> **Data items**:
--------------------

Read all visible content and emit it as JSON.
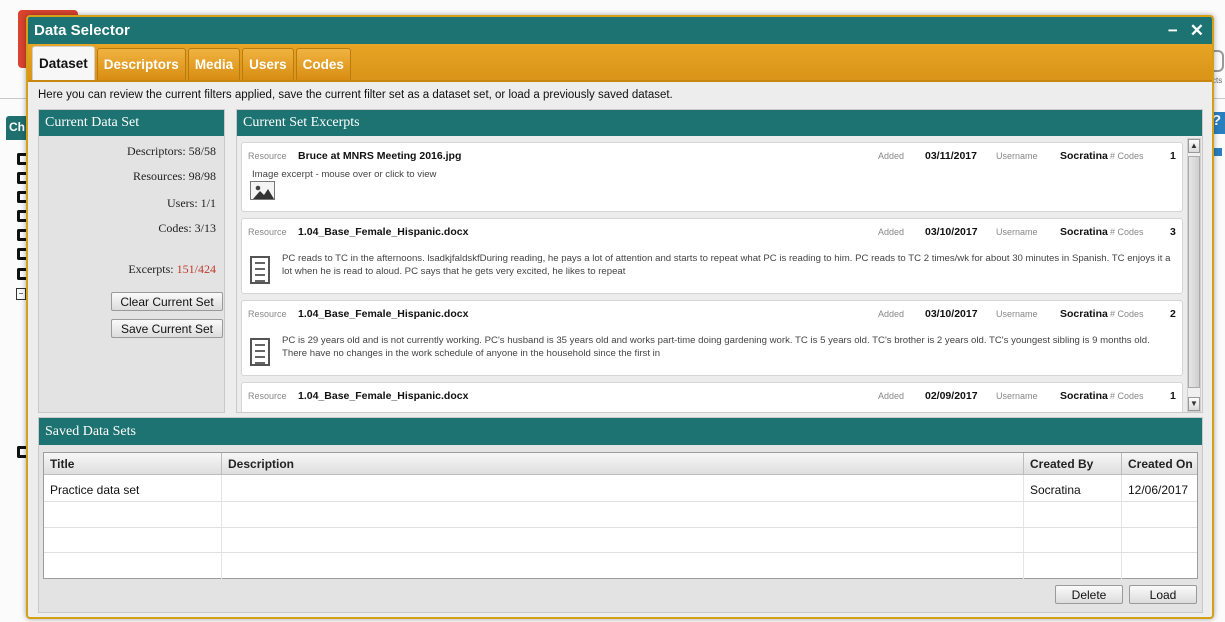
{
  "background": {
    "left_tab_label": "Ch",
    "help_icon": "?",
    "right_edge_text": "cts",
    "colors": {
      "teal": "#1d7272",
      "orange": "#e8a424",
      "red_badge": "#d9432f",
      "blue_help": "#2a7fbf"
    }
  },
  "dialog": {
    "title": "Data Selector",
    "minimize_glyph": "−",
    "close_glyph": "✕",
    "tabs": [
      "Dataset",
      "Descriptors",
      "Media",
      "Users",
      "Codes"
    ],
    "active_tab": "Dataset",
    "intro": "Here you can review the current filters applied, save the current filter set as a dataset set, or load a previously saved dataset."
  },
  "current_data_set": {
    "heading": "Current Data Set",
    "stats": [
      {
        "label": "Descriptors:",
        "value": "58/58"
      },
      {
        "label": "Resources:",
        "value": "98/98"
      },
      {
        "label": "Users:",
        "value": "1/1"
      },
      {
        "label": "Codes:",
        "value": "3/13"
      },
      {
        "label": "Excerpts:",
        "value": "151/424"
      }
    ],
    "excerpts_color": "#c0392b",
    "clear_button": "Clear Current Set",
    "save_button": "Save Current Set"
  },
  "excerpts": {
    "heading": "Current Set Excerpts",
    "labels": {
      "resource": "Resource",
      "added": "Added",
      "username": "Username",
      "codes": "# Codes"
    },
    "items": [
      {
        "resource": "Bruce at MNRS Meeting 2016.jpg",
        "added": "03/11/2017",
        "username": "Socratina",
        "codes": "1",
        "kind": "image",
        "text": "Image excerpt - mouse over or click to view"
      },
      {
        "resource": "1.04_Base_Female_Hispanic.docx",
        "added": "03/10/2017",
        "username": "Socratina",
        "codes": "3",
        "kind": "document",
        "text": "PC reads to TC in the afternoons.  lsadkjfaldskfDuring reading, he pays a lot of attention and starts to repeat what PC is reading to him.  PC reads to TC 2 times/wk for about 30 minutes in Spanish.  TC enjoys it a lot when he is read to aloud.  PC says that he gets very excited, he likes to repeat"
      },
      {
        "resource": "1.04_Base_Female_Hispanic.docx",
        "added": "03/10/2017",
        "username": "Socratina",
        "codes": "2",
        "kind": "document",
        "text": "PC is 29 years old and is not currently working.  PC's husband is 35 years old and works part-time doing gardening work.  TC is 5 years old.  TC's brother is 2 years old.  TC's youngest sibling is 9 months old.  There have no changes in the work schedule of anyone in the household since the first in"
      },
      {
        "resource": "1.04_Base_Female_Hispanic.docx",
        "added": "02/09/2017",
        "username": "Socratina",
        "codes": "1",
        "kind": "document",
        "text": ""
      }
    ]
  },
  "saved_data_sets": {
    "heading": "Saved Data Sets",
    "columns": [
      "Title",
      "Description",
      "Created By",
      "Created On"
    ],
    "rows": [
      {
        "title": "Practice data set",
        "description": "",
        "created_by": "Socratina",
        "created_on": "12/06/2017"
      }
    ],
    "delete_button": "Delete",
    "load_button": "Load"
  }
}
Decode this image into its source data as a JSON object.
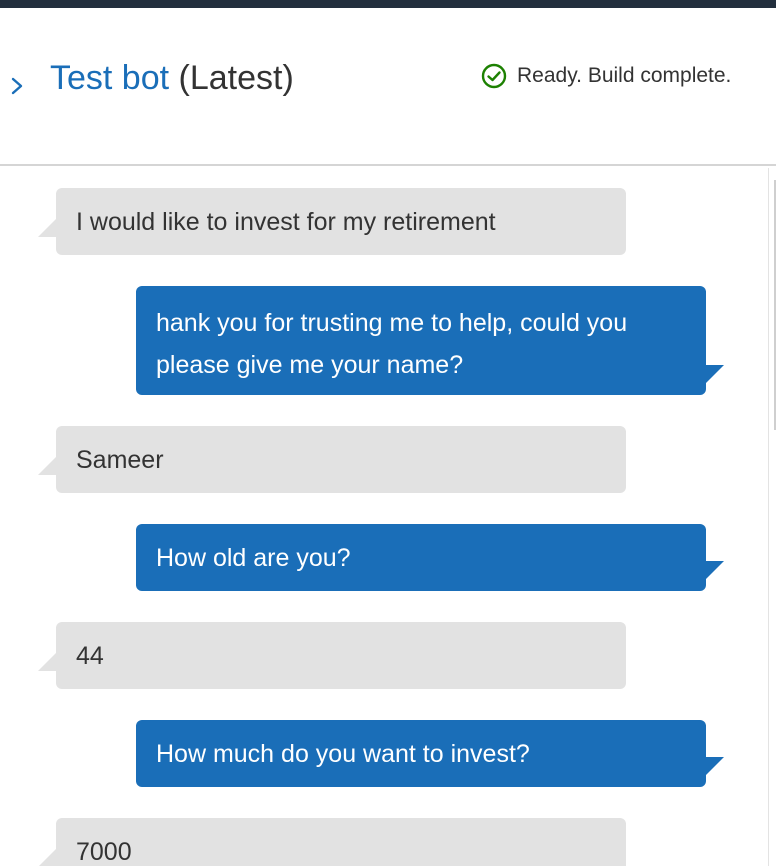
{
  "header": {
    "bot_name": "Test bot",
    "version": "(Latest)",
    "status": "Ready. Build complete.",
    "toggle_icon": "chevron-right-icon",
    "status_icon": "check-circle-icon",
    "colors": {
      "link": "#1a6eb8",
      "success": "#1d8102",
      "user_bubble": "#e2e2e2",
      "bot_bubble": "#1a6eb8"
    }
  },
  "chat": {
    "messages": [
      {
        "sender": "user",
        "text": "I would like to invest for my retirement"
      },
      {
        "sender": "bot",
        "text": "hank you for trusting me to help, could you please give me your name?"
      },
      {
        "sender": "user",
        "text": "Sameer"
      },
      {
        "sender": "bot",
        "text": "How old are you?"
      },
      {
        "sender": "user",
        "text": "44"
      },
      {
        "sender": "bot",
        "text": "How much do you want to invest?"
      },
      {
        "sender": "user",
        "text": "7000"
      }
    ]
  }
}
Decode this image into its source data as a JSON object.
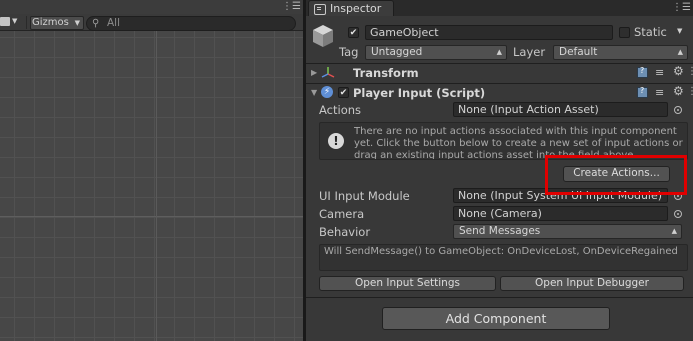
{
  "scene_view": {
    "toolbar": {
      "camera_icon": "camera-icon",
      "gizmos_label": "Gizmos",
      "search_placeholder": "All",
      "search_icon": "search-icon"
    }
  },
  "inspector": {
    "tab_label": "Inspector",
    "gameobject": {
      "active": true,
      "name": "GameObject",
      "static_label": "Static",
      "tag_label": "Tag",
      "tag_value": "Untagged",
      "layer_label": "Layer",
      "layer_value": "Default"
    },
    "transform": {
      "title": "Transform"
    },
    "player_input": {
      "title": "Player Input (Script)",
      "enabled": true,
      "actions_label": "Actions",
      "actions_value": "None (Input Action Asset)",
      "help_text": "There are no input actions associated with this input component yet. Click the button below to create a new set of input actions or drag an existing input actions asset into the field above.",
      "create_actions_label": "Create Actions...",
      "ui_input_module_label": "UI Input Module",
      "ui_input_module_value": "None (Input System UI Input Module)",
      "camera_label": "Camera",
      "camera_value": "None (Camera)",
      "behavior_label": "Behavior",
      "behavior_value": "Send Messages",
      "messages_info": "Will SendMessage() to GameObject: OnDeviceLost, OnDeviceRegained",
      "open_settings_label": "Open Input Settings",
      "open_debugger_label": "Open Input Debugger"
    },
    "add_component_label": "Add Component"
  },
  "colors": {
    "highlight": "#e00000",
    "panel_bg": "#383838",
    "scene_bg": "#474747"
  }
}
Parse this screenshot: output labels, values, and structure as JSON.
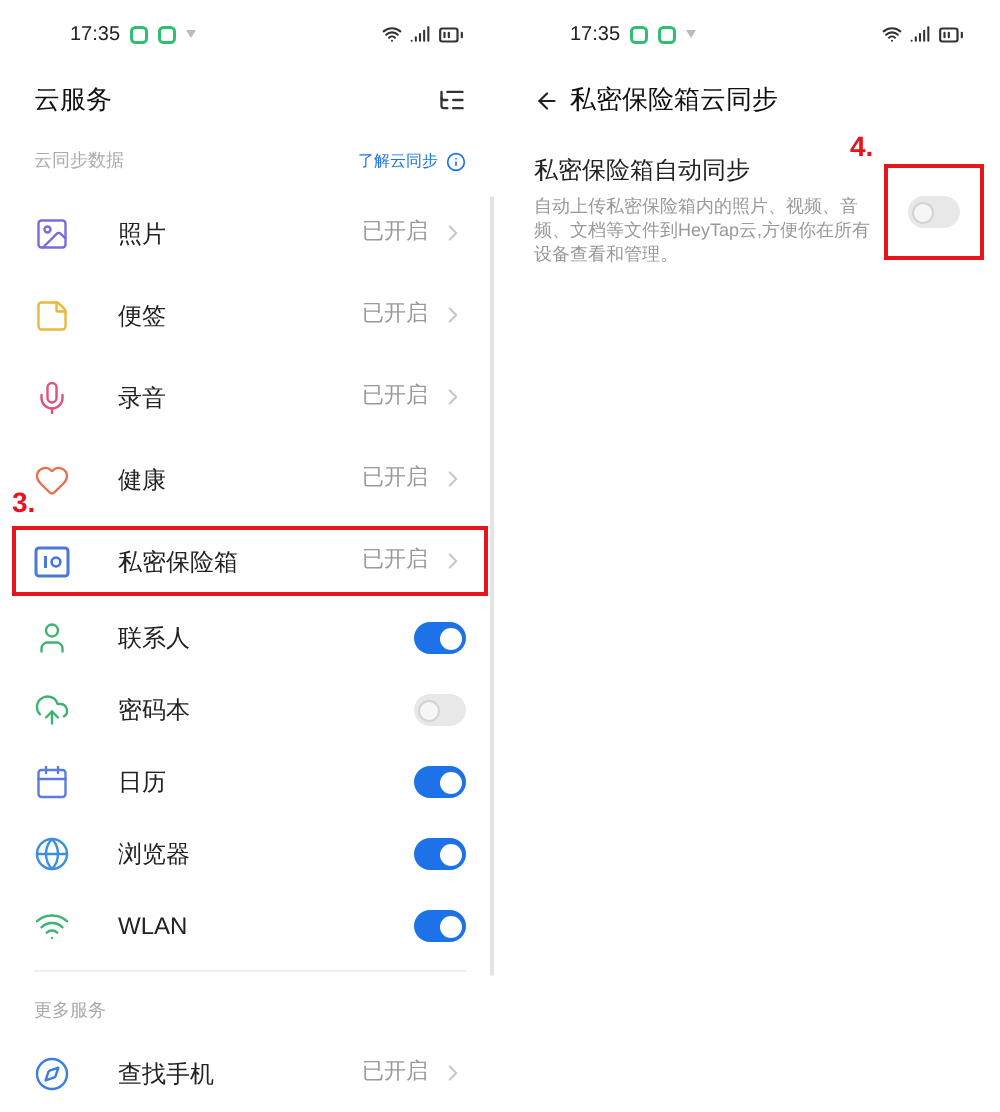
{
  "left_screen": {
    "status_bar": {
      "time": "17:35"
    },
    "title": "云服务",
    "section": "云同步数据",
    "help_link": "了解云同步",
    "items": [
      {
        "kind": "status",
        "label": "照片",
        "status": "已开启",
        "highlighted": false
      },
      {
        "kind": "status",
        "label": "便签",
        "status": "已开启",
        "highlighted": false
      },
      {
        "kind": "status",
        "label": "录音",
        "status": "已开启",
        "highlighted": false
      },
      {
        "kind": "status",
        "label": "健康",
        "status": "已开启",
        "highlighted": false
      },
      {
        "kind": "status",
        "label": "私密保险箱",
        "status": "已开启",
        "highlighted": true,
        "step": "3."
      },
      {
        "kind": "toggle",
        "label": "联系人",
        "on": true
      },
      {
        "kind": "toggle",
        "label": "密码本",
        "on": false
      },
      {
        "kind": "toggle",
        "label": "日历",
        "on": true
      },
      {
        "kind": "toggle",
        "label": "浏览器",
        "on": true
      },
      {
        "kind": "toggle",
        "label": "WLAN",
        "on": true
      }
    ],
    "more_section": "更多服务",
    "more_items": [
      {
        "kind": "status",
        "label": "查找手机",
        "status": "已开启",
        "highlighted": false
      }
    ]
  },
  "right_screen": {
    "status_bar": {
      "time": "17:35"
    },
    "title": "私密保险箱云同步",
    "step": "4.",
    "setting": {
      "label": "私密保险箱自动同步",
      "description": "自动上传私密保险箱内的照片、视频、音频、文档等文件到HeyTap云,方便你在所有设备查看和管理。",
      "on": false,
      "highlighted": true
    }
  }
}
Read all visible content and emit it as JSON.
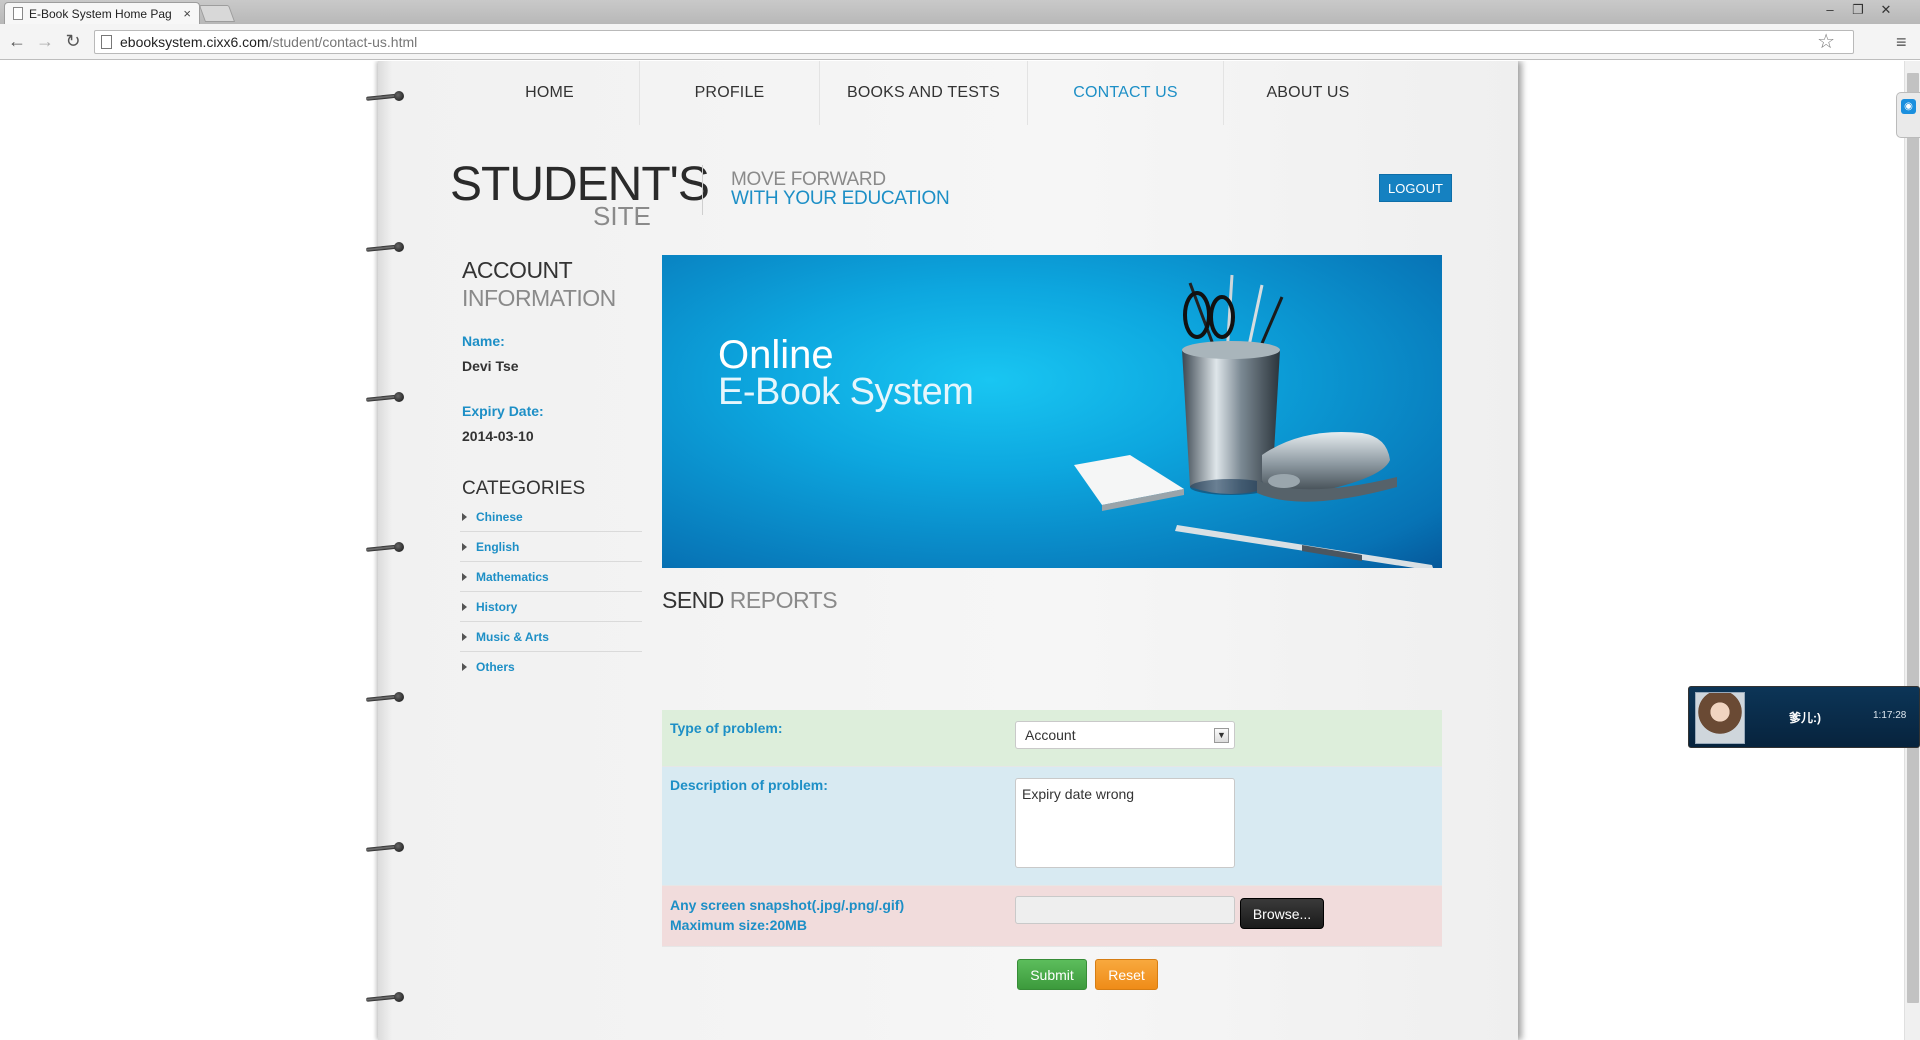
{
  "browser": {
    "tab_title": "E-Book System Home Pag",
    "tab_close": "×",
    "url_host": "ebooksystem.cixx6.com",
    "url_path": "/student/contact-us.html",
    "back_icon": "←",
    "forward_icon": "→",
    "reload_icon": "↻",
    "star_icon": "☆",
    "menu_icon": "≡",
    "min_icon": "–",
    "restore_icon": "❐",
    "close_icon": "✕"
  },
  "nav": {
    "items": [
      {
        "label": "HOME"
      },
      {
        "label": "PROFILE"
      },
      {
        "label": "BOOKS AND TESTS"
      },
      {
        "label": "CONTACT US"
      },
      {
        "label": "ABOUT US"
      }
    ],
    "active_color": "#1d8fc6"
  },
  "header": {
    "brand": "STUDENT'S",
    "brand_sub": "SITE",
    "tagline_1": "MOVE FORWARD",
    "tagline_2": "WITH YOUR EDUCATION",
    "logout": "LOGOUT"
  },
  "sidebar": {
    "heading_1": "ACCOUNT",
    "heading_2": "INFORMATION",
    "name_label": "Name:",
    "name_value": "Devi Tse",
    "expiry_label": "Expiry Date:",
    "expiry_value": "2014-03-10",
    "categories_heading": "CATEGORIES",
    "categories": [
      {
        "label": "Chinese"
      },
      {
        "label": "English"
      },
      {
        "label": "Mathematics"
      },
      {
        "label": "History"
      },
      {
        "label": "Music & Arts"
      },
      {
        "label": "Others"
      }
    ]
  },
  "banner": {
    "line_1": "Online",
    "line_2": "E-Book System"
  },
  "form": {
    "heading_1": "SEND",
    "heading_2": "REPORTS",
    "type_label": "Type of problem:",
    "type_value": "Account",
    "description_label": "Description of problem:",
    "description_value": "Expiry date wrong",
    "snapshot_label_1": "Any screen snapshot(.jpg/.png/.gif)",
    "snapshot_label_2": "Maximum size:20MB",
    "browse_label": "Browse...",
    "submit_label": "Submit",
    "reset_label": "Reset"
  },
  "chat_popup": {
    "name": "爹儿:)",
    "time": "1:17:28"
  }
}
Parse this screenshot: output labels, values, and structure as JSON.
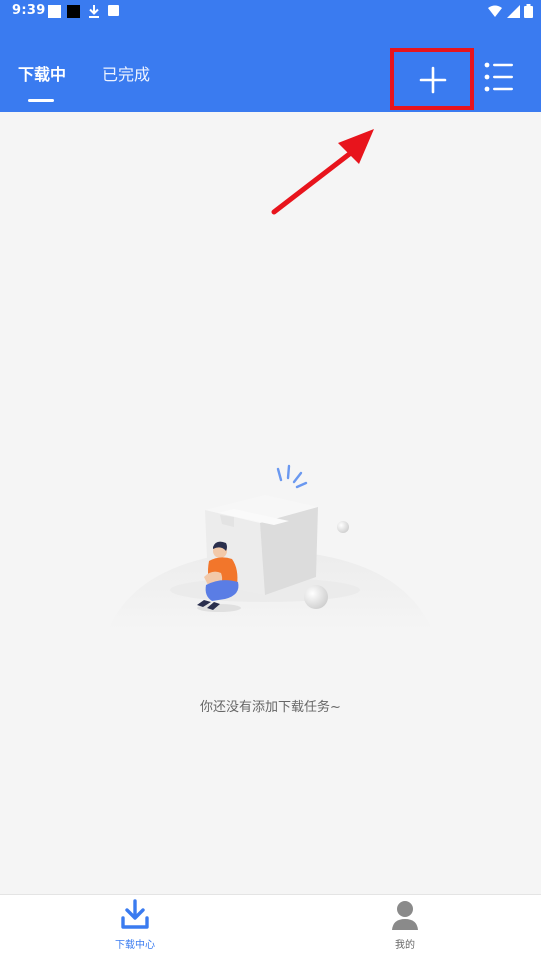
{
  "status_bar": {
    "time": "9:39",
    "left_icons": [
      "notification-square-icon",
      "notification-black-icon",
      "download-icon",
      "app-icon"
    ],
    "right_icons": [
      "wifi-icon",
      "signal-icon",
      "battery-icon"
    ]
  },
  "header": {
    "background": "#3a7bf0",
    "tabs": [
      {
        "label": "下载中",
        "active": true
      },
      {
        "label": "已完成",
        "active": false
      }
    ],
    "actions": [
      "add-icon",
      "list-menu-icon"
    ]
  },
  "annotation": {
    "highlight_color": "#e8141c",
    "arrow_color": "#e8141c"
  },
  "empty_state": {
    "message": "你还没有添加下载任务~"
  },
  "bottom_nav": {
    "items": [
      {
        "label": "下载中心",
        "icon": "download-icon",
        "active": true
      },
      {
        "label": "我的",
        "icon": "user-icon",
        "active": false
      }
    ],
    "active_color": "#3a7bf0"
  }
}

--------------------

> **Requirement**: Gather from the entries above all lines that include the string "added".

> **Output for this task**:
      "added": "Added",
        "added": "03/11/2017",
        "added": "03/10/2017",
        "added": "03/10/2017",
        "added": "02/09/2017",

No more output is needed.